During the recent discussions of Martin’s proposal to improve mobility in the Rainier Valley, one of the central ideas to emerge was redundancy. Transit agencies shouldn’t have routes that compete with each other for the same origin-destination pairs. Whether you agreed with Martin’s proposal or not, it came from his recognition of this type of inefficiency. Services that directly compete with each other for ridership cannibalize their own resources while diminishing productivity, frequency, and connections.
As a postscript to that conversation I’ve often wondered about the utility of Route 4, specifically whether its southern half could be eliminated and its resources distributed elsewhere. Though in 2007 it had the highest ridership per mile of any Metro route, I have a distinct impression that it no longer serves any unique transit market and in fact diminishes the performance of Routes 3, 8, and 48, all of which serve unique destinations. From 3rd/James to 23rd/Jefferson, the shared 3/4 provide 7-15 minute headways until 1am. Once the 4 turns south on 23rd, it duplicates the 48. From its turn at Dearborn it runs in a couplet on 24th and 26th, needlessly threading the needle between 23rd (Route 48) and MLK (Route 8). Worst of all, it inexplicably terminates 1/2 a mile from Mount Baker TC, foregoing any connectivity with Link, the Rainier Valley, and other points south. To serve Mount Baker TC, the only missing infrastructure is either a 1/2 mile of trolley wire along MLK or a left-turn trolley switch at Walker/Rainier.
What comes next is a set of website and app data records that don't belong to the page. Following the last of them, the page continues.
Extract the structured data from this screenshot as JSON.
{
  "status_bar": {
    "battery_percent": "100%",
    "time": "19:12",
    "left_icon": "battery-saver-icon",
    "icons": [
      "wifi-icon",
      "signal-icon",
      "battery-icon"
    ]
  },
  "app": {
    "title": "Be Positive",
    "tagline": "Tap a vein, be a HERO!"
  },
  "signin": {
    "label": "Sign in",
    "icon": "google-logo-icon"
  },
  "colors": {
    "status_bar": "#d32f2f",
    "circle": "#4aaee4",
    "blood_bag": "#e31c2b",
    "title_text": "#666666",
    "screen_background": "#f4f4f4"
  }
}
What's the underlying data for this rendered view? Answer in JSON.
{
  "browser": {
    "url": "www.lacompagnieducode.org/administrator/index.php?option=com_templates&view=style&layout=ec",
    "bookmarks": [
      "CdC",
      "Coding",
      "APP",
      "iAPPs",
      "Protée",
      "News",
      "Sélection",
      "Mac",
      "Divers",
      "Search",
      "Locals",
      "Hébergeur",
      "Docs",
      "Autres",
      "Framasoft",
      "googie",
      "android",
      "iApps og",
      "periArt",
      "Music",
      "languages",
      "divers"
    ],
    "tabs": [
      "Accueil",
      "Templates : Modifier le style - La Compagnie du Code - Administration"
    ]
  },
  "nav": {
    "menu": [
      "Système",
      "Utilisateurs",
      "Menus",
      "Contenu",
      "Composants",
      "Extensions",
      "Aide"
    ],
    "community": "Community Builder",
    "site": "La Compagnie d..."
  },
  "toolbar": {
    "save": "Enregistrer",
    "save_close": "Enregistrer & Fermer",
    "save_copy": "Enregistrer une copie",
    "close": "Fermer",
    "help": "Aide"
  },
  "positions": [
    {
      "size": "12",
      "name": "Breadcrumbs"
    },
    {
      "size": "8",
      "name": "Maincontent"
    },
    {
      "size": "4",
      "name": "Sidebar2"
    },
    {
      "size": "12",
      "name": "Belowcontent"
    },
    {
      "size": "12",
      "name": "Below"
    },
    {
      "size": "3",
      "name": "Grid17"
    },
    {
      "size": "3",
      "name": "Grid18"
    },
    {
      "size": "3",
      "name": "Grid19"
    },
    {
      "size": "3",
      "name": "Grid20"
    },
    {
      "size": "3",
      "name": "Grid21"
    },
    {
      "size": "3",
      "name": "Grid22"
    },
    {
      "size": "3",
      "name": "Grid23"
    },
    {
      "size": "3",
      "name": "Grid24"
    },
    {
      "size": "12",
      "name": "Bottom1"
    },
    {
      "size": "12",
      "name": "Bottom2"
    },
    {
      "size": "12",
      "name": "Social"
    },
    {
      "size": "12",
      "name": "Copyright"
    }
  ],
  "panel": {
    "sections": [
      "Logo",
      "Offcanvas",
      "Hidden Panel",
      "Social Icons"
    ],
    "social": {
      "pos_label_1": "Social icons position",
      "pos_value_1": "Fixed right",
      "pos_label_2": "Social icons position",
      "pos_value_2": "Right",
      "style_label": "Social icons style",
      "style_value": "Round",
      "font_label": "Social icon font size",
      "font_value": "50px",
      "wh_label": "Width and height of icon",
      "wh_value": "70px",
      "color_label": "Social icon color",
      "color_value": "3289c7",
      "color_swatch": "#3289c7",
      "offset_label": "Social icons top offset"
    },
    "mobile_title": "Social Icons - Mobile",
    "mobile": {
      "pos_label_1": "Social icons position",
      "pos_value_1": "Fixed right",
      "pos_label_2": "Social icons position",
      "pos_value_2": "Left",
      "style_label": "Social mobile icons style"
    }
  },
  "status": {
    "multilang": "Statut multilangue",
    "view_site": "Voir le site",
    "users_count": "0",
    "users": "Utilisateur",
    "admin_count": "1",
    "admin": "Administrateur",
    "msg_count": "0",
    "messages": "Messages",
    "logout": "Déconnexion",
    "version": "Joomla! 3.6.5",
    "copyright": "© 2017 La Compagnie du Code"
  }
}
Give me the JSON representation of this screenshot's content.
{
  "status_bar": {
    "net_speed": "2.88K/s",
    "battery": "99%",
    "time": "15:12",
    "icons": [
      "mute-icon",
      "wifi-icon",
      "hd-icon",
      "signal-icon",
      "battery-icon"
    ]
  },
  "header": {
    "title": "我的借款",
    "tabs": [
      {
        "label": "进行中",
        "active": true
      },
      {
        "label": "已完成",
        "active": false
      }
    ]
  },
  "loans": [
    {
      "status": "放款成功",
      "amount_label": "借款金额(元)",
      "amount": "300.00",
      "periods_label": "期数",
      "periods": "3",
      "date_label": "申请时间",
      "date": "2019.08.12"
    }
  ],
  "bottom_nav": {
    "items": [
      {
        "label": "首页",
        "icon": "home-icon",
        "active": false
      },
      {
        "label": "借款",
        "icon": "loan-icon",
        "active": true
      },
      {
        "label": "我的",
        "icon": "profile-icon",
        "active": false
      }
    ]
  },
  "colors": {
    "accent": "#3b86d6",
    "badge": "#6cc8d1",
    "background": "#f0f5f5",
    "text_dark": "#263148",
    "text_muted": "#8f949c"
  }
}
What market does this route serve that could not be better met by more frequent gridded service? As far as I can tell, perhaps only Judkins Park to Harborview. From its southern terminus to downtown Seattle, Route 7 and Link provide some of the most frequent service in the region. To the Central District, Routes 8 and 48 are faster and twice as frequent. From the Central District to downtown, Routes 3/4 provide peak 7-15 minute headways, or there is half-hourly service on Routes 14 and 27. The 2-4 buses per hour on Route 4 could be used to provide 15-minute headways on both the 14 and 27, or to provide all-day, 7-minute service on Route 3 as far as 23rd, with perhaps every other bus using Route 4’s Queen Anne terminus. Do we need Route 4?